Skip the images and return the records below exactly.

[[ The data, beginning ]]

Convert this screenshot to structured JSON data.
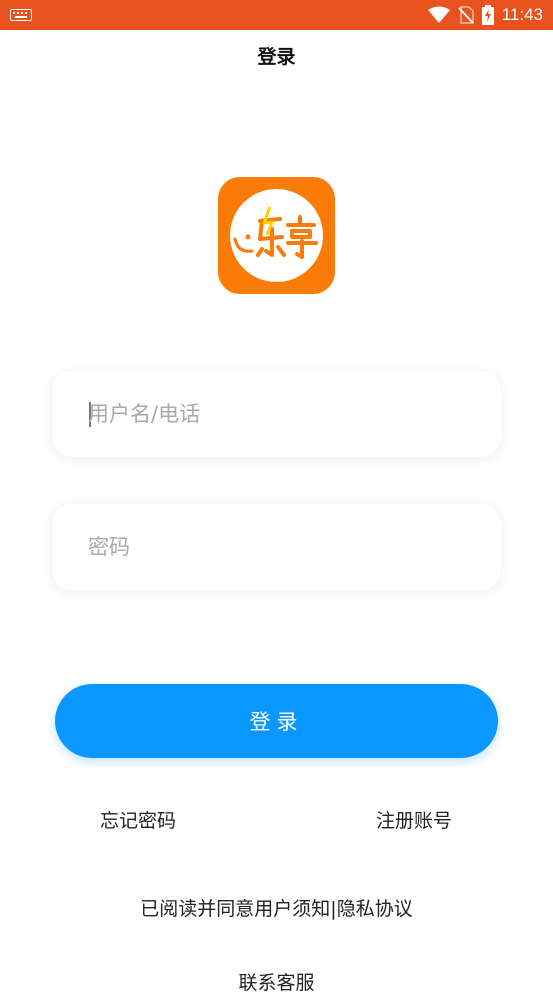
{
  "status_bar": {
    "time": "11:43",
    "icons": [
      "keyboard-icon",
      "wifi-icon",
      "no-sim-icon",
      "battery-charging-icon"
    ]
  },
  "header": {
    "title": "登录"
  },
  "logo": {
    "text": "乐享",
    "colors": {
      "background": "#fa7b07",
      "inner": "#ffffff"
    }
  },
  "form": {
    "username": {
      "value": "",
      "placeholder": "用户名/电话"
    },
    "password": {
      "value": "",
      "placeholder": "密码"
    }
  },
  "login_button": {
    "label": "登录"
  },
  "links": {
    "forgot": "忘记密码",
    "register": "注册账号"
  },
  "agreement": {
    "prefix": "已阅读并同意",
    "user_terms": "用户须知",
    "separator": "|",
    "privacy": "隐私协议"
  },
  "contact": {
    "label": "联系客服"
  },
  "colors": {
    "status_bar": "#e8521e",
    "primary": "#0a97ff"
  }
}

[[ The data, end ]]

**Solved problem:**
Convert this screenshot to structured JSON data.
{
  "status_bar": {
    "time": "11:43",
    "icons": [
      "keyboard-icon",
      "wifi-icon",
      "no-sim-icon",
      "battery-charging-icon"
    ]
  },
  "header": {
    "title": "登录"
  },
  "logo": {
    "text": "乐享",
    "colors": {
      "background": "#fa7b07",
      "inner": "#ffffff"
    }
  },
  "form": {
    "username": {
      "value": "",
      "placeholder": "用户名/电话"
    },
    "password": {
      "value": "",
      "placeholder": "密码"
    }
  },
  "login_button": {
    "label": "登录"
  },
  "links": {
    "forgot": "忘记密码",
    "register": "注册账号"
  },
  "agreement": {
    "prefix": "已阅读并同意",
    "user_terms": "用户须知",
    "separator": "|",
    "privacy": "隐私协议"
  },
  "contact": {
    "label": "联系客服"
  },
  "colors": {
    "status_bar": "#e8521e",
    "primary": "#0a97ff"
  }
}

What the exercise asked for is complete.